“For me, I was marching for my mom. My mom hasn’t worked in two years and there’s four kids in the house,” said Jaheera White, a student at the University of North Carolina Greensboro and member of the university chapter of the NAACP. “She goes to unemployment constantly. She’s out there looking for jobs. I have a 6-year-old brother. She doesn’t want to eat so he has food.”
Fortunately White has been able to continue college and hopes to graduate and find a job that will allow her to give back to her family. However, like many graduating students, a college degree doesn’t always translate to a job due to the failing economy and scores of seasoned professionals also scrambling to find work.
The bleak job market, along with the increasing burden of student loan debt, was on the list of priorities for younger activists at the rally.

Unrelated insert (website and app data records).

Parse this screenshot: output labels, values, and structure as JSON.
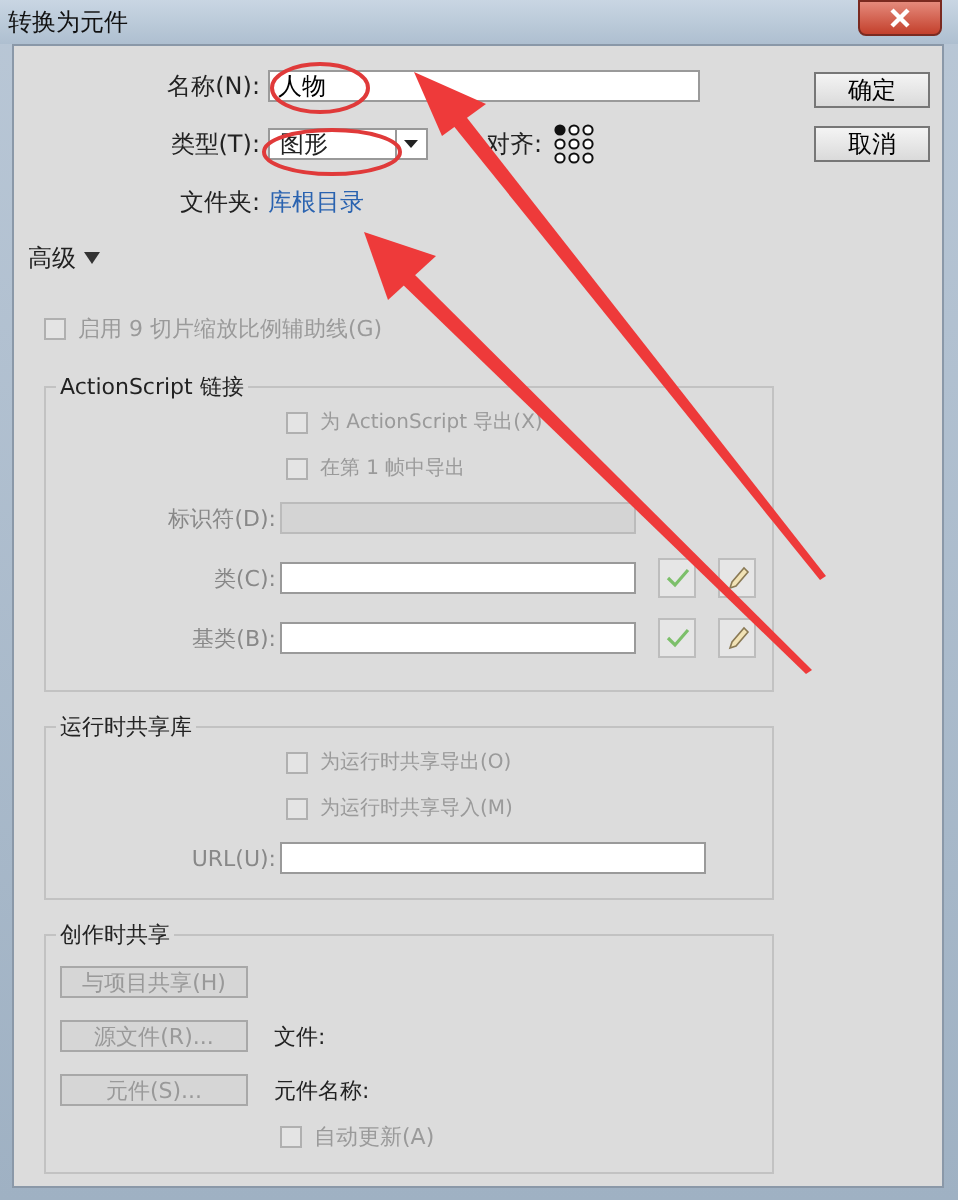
{
  "window": {
    "title": "转换为元件"
  },
  "name_field": {
    "label": "名称(N):",
    "value": "人物"
  },
  "type_field": {
    "label": "类型(T):",
    "value": "图形"
  },
  "align_label": "对齐:",
  "folder": {
    "label": "文件夹:",
    "link": "库根目录"
  },
  "buttons": [
    "确定",
    "取消"
  ],
  "advanced": {
    "label": "高级",
    "expanded": true
  },
  "slice_guides": {
    "label": "启用 9 切片缩放比例辅助线(G)",
    "checked": false,
    "disabled": true
  },
  "actionscript": {
    "title": "ActionScript 链接",
    "checkboxes": [
      {
        "label": "为 ActionScript 导出(X)",
        "checked": false,
        "disabled": true
      },
      {
        "label": "在第 1 帧中导出",
        "checked": false,
        "disabled": true
      }
    ],
    "fields": [
      {
        "label": "标识符(D):",
        "disabled": true,
        "kind": "plain"
      },
      {
        "label": "类(C):",
        "disabled": false,
        "kind": "tools"
      },
      {
        "label": "基类(B):",
        "disabled": false,
        "kind": "tools"
      }
    ]
  },
  "runtime": {
    "title": "运行时共享库",
    "checkboxes": [
      {
        "label": "为运行时共享导出(O)",
        "checked": false,
        "disabled": true
      },
      {
        "label": "为运行时共享导入(M)",
        "checked": false,
        "disabled": true
      }
    ],
    "url_label": "URL(U):"
  },
  "authortime": {
    "title": "创作时共享",
    "rows": [
      {
        "button": "与项目共享(H)"
      },
      {
        "button": "源文件(R)...",
        "label": "文件:"
      },
      {
        "button": "元件(S)...",
        "label": "元件名称:"
      }
    ],
    "auto_update": {
      "label": "自动更新(A)",
      "checked": false,
      "disabled": true
    }
  }
}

Despite their dire outlook on life after graduation, many still saw the rally as a sign of hope.
“I’ve gone to smaller scale marches but it was just surreal today hearing the inspirational speeches,” said Zakiya Kingston, another student at UNC Greensboro and member of the NAACP. “This is epic, not just to be here in Washington, D.C. but to see all these people and especially the youth.”
The historical significance of the event was a highlight for many of the demonstrators as they listened to speeches given from the same steps Dr. Martin Luther King Jr. spoke from or held protest signs high on the banks of the reflecting pool.
“It was a wonderful event. I think the vibe of MLK was in the air. I think the One Nation event was very successful,” said Kimberly Carson, a member of the Pittsburgh Branch of the NAACP. “This is history in the making. Hopefully the Obama administration will get some positive feedback in knowing we care.”
Although the mission of the rally was to gain attention from President Barack Obama and other government representatives, many protesters agreed they would carry their momentum home to work toward reaching solutions in their own communities.
“This was a great experience, but it’s a very serious one. We have to go back and do serious work in our communities and the most important thing is to get out and vote,” said M. Gayle Moss, president of the Pittsburgh Branch of the NAACP. “We have to look at unemployment and most importantly education so that it stops being the pipeline to prison.”
Organizations in attendance included various branches of the NAACP and Urban League as well as several service workers unions. Pittsburgh was also represented by the Black Political Empowerment Project and the Pittsburgh Federation of Teachers. There were five bus loads of people from Pittsburgh.
“We came to just support everyday Americans for jobs, for education and for health care,” said Juanita Hogan, PFT. “The message is unity and we have to come together to make a change. We can’t be divided by race.”